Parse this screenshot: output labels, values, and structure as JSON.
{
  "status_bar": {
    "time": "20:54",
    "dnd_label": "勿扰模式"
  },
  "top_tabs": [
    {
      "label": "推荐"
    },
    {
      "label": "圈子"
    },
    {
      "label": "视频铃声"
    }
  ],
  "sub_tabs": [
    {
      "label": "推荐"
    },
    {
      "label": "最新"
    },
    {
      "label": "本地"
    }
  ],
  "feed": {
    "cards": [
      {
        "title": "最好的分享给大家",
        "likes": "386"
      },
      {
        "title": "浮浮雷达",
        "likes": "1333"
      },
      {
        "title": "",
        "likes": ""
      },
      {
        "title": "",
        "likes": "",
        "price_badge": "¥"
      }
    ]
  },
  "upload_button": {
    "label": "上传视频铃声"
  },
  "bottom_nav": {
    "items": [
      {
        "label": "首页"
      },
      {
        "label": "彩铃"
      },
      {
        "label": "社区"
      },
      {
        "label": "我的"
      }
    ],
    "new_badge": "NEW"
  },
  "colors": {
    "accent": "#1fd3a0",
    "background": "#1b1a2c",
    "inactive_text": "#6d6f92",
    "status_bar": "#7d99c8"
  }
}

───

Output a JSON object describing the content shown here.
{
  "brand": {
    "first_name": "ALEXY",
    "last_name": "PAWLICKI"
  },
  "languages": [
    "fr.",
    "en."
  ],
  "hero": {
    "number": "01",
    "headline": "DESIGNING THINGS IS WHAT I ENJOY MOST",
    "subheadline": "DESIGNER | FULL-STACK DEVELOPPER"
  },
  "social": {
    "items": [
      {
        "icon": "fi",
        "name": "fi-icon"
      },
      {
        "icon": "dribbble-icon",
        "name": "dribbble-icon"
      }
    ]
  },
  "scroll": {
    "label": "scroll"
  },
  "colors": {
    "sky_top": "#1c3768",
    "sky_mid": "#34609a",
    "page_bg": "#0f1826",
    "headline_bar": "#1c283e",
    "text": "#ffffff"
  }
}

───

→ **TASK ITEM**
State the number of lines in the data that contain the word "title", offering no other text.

→ **SOLUTION FOR THIS PROBLEM**
4